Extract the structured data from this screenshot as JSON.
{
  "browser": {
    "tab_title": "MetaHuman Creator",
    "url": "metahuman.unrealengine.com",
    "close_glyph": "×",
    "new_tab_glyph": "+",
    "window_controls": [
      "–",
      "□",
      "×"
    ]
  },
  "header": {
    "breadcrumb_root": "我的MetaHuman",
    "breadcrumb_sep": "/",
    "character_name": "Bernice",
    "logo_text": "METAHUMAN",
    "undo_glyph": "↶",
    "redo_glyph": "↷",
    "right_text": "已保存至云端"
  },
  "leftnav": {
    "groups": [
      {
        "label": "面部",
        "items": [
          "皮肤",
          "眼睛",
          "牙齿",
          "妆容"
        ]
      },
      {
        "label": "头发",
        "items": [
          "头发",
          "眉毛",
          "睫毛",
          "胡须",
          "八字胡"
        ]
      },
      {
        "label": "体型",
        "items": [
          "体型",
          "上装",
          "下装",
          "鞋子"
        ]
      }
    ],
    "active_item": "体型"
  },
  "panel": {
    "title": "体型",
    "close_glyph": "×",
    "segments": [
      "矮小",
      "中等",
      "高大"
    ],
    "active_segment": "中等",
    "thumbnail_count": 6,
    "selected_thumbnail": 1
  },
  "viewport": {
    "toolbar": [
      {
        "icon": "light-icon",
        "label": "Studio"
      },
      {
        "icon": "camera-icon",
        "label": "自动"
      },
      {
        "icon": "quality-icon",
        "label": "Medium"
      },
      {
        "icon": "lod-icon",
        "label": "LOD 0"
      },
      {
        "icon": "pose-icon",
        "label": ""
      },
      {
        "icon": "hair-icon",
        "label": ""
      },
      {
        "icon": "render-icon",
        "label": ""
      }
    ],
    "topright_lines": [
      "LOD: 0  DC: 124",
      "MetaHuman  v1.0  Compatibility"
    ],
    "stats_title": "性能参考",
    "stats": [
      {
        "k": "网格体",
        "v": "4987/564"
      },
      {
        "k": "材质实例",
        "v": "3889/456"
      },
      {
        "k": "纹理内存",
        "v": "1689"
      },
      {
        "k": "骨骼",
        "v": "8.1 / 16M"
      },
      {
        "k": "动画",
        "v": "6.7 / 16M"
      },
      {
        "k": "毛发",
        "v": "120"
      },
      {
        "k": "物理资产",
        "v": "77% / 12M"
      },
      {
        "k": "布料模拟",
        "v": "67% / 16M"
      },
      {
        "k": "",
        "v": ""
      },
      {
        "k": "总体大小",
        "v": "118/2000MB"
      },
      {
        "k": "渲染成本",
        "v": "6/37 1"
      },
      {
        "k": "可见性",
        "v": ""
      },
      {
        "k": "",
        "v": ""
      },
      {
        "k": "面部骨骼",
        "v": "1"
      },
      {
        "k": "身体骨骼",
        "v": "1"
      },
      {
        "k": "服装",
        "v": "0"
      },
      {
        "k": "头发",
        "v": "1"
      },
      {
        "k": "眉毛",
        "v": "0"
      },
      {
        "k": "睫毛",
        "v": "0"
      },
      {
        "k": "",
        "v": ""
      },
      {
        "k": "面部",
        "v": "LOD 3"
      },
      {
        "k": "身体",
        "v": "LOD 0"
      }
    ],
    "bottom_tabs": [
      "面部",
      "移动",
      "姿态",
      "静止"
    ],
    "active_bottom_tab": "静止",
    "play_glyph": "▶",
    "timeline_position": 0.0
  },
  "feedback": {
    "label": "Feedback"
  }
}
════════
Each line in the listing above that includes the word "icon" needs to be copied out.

        "icon": "light-icon",
        "icon": "camera-icon",
        "icon": "quality-icon",
        "icon": "lod-icon",
        "icon": "pose-icon",
        "icon": "hair-icon",
        "icon": "render-icon",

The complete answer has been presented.